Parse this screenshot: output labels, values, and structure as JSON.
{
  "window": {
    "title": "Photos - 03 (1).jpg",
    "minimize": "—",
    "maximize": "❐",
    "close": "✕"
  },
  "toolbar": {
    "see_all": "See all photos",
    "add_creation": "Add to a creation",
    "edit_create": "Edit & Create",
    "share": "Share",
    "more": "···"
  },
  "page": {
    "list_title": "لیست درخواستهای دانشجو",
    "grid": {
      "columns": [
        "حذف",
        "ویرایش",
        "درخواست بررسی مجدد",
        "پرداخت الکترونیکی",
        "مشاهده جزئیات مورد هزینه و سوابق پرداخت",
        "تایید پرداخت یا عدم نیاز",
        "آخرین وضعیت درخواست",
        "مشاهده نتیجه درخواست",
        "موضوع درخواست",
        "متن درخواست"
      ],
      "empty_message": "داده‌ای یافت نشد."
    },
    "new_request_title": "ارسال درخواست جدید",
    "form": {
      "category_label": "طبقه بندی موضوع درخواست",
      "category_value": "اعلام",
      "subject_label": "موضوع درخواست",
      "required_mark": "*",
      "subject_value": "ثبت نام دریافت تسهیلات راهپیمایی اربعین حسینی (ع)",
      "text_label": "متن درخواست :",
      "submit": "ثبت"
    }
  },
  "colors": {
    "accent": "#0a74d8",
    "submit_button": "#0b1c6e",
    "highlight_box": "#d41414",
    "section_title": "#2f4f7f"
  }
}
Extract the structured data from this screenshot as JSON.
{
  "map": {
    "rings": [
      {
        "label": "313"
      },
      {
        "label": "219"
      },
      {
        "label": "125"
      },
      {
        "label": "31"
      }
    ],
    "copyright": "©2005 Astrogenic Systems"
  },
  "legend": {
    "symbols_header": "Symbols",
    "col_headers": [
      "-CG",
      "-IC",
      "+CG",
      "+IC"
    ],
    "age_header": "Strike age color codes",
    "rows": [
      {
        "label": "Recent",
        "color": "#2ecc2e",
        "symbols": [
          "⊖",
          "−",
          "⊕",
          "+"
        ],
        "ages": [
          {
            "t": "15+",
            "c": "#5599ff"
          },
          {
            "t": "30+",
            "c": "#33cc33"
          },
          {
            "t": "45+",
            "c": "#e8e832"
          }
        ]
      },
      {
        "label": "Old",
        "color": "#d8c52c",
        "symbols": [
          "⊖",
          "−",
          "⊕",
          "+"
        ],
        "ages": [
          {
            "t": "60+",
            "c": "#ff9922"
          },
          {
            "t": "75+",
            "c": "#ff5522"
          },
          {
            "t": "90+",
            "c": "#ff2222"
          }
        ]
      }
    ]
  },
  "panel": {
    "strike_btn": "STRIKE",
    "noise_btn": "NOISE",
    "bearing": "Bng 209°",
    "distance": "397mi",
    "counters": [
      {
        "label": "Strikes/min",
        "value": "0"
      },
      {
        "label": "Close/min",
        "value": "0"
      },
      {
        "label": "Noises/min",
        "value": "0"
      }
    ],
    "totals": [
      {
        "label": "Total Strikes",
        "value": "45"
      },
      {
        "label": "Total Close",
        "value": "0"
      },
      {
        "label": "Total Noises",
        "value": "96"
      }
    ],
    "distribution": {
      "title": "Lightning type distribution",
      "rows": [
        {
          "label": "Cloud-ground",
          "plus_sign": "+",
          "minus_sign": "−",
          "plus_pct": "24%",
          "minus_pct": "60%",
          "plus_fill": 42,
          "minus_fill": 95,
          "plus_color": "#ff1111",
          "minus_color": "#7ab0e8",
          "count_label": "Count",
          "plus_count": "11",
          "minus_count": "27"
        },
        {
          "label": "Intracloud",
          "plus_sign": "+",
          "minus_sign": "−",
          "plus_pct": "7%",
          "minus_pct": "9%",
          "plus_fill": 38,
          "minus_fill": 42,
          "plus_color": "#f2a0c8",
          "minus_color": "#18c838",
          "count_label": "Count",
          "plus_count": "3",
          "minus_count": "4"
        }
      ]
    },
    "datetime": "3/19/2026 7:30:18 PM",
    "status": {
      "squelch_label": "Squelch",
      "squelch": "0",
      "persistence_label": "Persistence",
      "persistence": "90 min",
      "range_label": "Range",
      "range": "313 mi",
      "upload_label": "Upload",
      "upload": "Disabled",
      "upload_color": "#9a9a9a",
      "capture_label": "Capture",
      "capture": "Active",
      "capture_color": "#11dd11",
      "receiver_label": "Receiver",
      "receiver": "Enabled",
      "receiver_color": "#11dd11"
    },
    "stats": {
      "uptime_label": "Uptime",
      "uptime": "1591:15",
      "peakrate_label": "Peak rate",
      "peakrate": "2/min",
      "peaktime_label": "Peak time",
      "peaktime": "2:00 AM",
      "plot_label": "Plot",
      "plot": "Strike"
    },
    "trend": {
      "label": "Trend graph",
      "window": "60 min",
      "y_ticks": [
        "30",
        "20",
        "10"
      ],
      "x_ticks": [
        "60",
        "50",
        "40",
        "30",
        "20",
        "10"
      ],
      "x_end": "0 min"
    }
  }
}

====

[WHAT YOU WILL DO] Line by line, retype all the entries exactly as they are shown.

[ANSWER]
Parse this screenshot: output labels, values, and structure as JSON.
{
  "window": {
    "title": "Photos - 03 (1).jpg",
    "minimize": "—",
    "maximize": "❐",
    "close": "✕"
  },
  "toolbar": {
    "see_all": "See all photos",
    "add_creation": "Add to a creation",
    "edit_create": "Edit & Create",
    "share": "Share",
    "more": "···"
  },
  "page": {
    "list_title": "لیست درخواستهای دانشجو",
    "grid": {
      "columns": [
        "حذف",
        "ویرایش",
        "درخواست بررسی مجدد",
        "پرداخت الکترونیکی",
        "مشاهده جزئیات مورد هزینه و سوابق پرداخت",
        "تایید پرداخت یا عدم نیاز",
        "آخرین وضعیت درخواست",
        "مشاهده نتیجه درخواست",
        "موضوع درخواست",
        "متن درخواست"
      ],
      "empty_message": "داده‌ای یافت نشد."
    },
    "new_request_title": "ارسال درخواست جدید",
    "form": {
      "category_label": "طبقه بندی موضوع درخواست",
      "category_value": "اعلام",
      "subject_label": "موضوع درخواست",
      "required_mark": "*",
      "subject_value": "ثبت نام دریافت تسهیلات راهپیمایی اربعین حسینی (ع)",
      "text_label": "متن درخواست :",
      "submit": "ثبت"
    }
  },
  "colors": {
    "accent": "#0a74d8",
    "submit_button": "#0b1c6e",
    "highlight_box": "#d41414",
    "section_title": "#2f4f7f"
  }
}
Extract the structured data from this screenshot as JSON.
{
  "map": {
    "rings": [
      {
        "label": "313"
      },
      {
        "label": "219"
      },
      {
        "label": "125"
      },
      {
        "label": "31"
      }
    ],
    "copyright": "©2005 Astrogenic Systems"
  },
  "legend": {
    "symbols_header": "Symbols",
    "col_headers": [
      "-CG",
      "-IC",
      "+CG",
      "+IC"
    ],
    "age_header": "Strike age color codes",
    "rows": [
      {
        "label": "Recent",
        "color": "#2ecc2e",
        "symbols": [
          "⊖",
          "−",
          "⊕",
          "+"
        ],
        "ages": [
          {
            "t": "15+",
            "c": "#5599ff"
          },
          {
            "t": "30+",
            "c": "#33cc33"
          },
          {
            "t": "45+",
            "c": "#e8e832"
          }
        ]
      },
      {
        "label": "Old",
        "color": "#d8c52c",
        "symbols": [
          "⊖",
          "−",
          "⊕",
          "+"
        ],
        "ages": [
          {
            "t": "60+",
            "c": "#ff9922"
          },
          {
            "t": "75+",
            "c": "#ff5522"
          },
          {
            "t": "90+",
            "c": "#ff2222"
          }
        ]
      }
    ]
  },
  "panel": {
    "strike_btn": "STRIKE",
    "noise_btn": "NOISE",
    "bearing": "Bng 209°",
    "distance": "397mi",
    "counters": [
      {
        "label": "Strikes/min",
        "value": "0"
      },
      {
        "label": "Close/min",
        "value": "0"
      },
      {
        "label": "Noises/min",
        "value": "0"
      }
    ],
    "totals": [
      {
        "label": "Total Strikes",
        "value": "45"
      },
      {
        "label": "Total Close",
        "value": "0"
      },
      {
        "label": "Total Noises",
        "value": "96"
      }
    ],
    "distribution": {
      "title": "Lightning type distribution",
      "rows": [
        {
          "label": "Cloud-ground",
          "plus_sign": "+",
          "minus_sign": "−",
          "plus_pct": "24%",
          "minus_pct": "60%",
          "plus_fill": 42,
          "minus_fill": 95,
          "plus_color": "#ff1111",
          "minus_color": "#7ab0e8",
          "count_label": "Count",
          "plus_count": "11",
          "minus_count": "27"
        },
        {
          "label": "Intracloud",
          "plus_sign": "+",
          "minus_sign": "−",
          "plus_pct": "7%",
          "minus_pct": "9%",
          "plus_fill": 38,
          "minus_fill": 42,
          "plus_color": "#f2a0c8",
          "minus_color": "#18c838",
          "count_label": "Count",
          "plus_count": "3",
          "minus_count": "4"
        }
      ]
    },
    "datetime": "3/19/2026 7:30:18 PM",
    "status": {
      "squelch_label": "Squelch",
      "squelch": "0",
      "persistence_label": "Persistence",
      "persistence": "90 min",
      "range_label": "Range",
      "range": "313 mi",
      "upload_label": "Upload",
      "upload": "Disabled",
      "upload_color": "#9a9a9a",
      "capture_label": "Capture",
      "capture": "Active",
      "capture_color": "#11dd11",
      "receiver_label": "Receiver",
      "receiver": "Enabled",
      "receiver_color": "#11dd11"
    },
    "stats": {
      "uptime_label": "Uptime",
      "uptime": "1591:15",
      "peakrate_label": "Peak rate",
      "peakrate": "2/min",
      "peaktime_label": "Peak time",
      "peaktime": "2:00 AM",
      "plot_label": "Plot",
      "plot": "Strike"
    },
    "trend": {
      "label": "Trend graph",
      "window": "60 min",
      "y_ticks": [
        "30",
        "20",
        "10"
      ],
      "x_ticks": [
        "60",
        "50",
        "40",
        "30",
        "20",
        "10"
      ],
      "x_end": "0 min"
    }
  }
}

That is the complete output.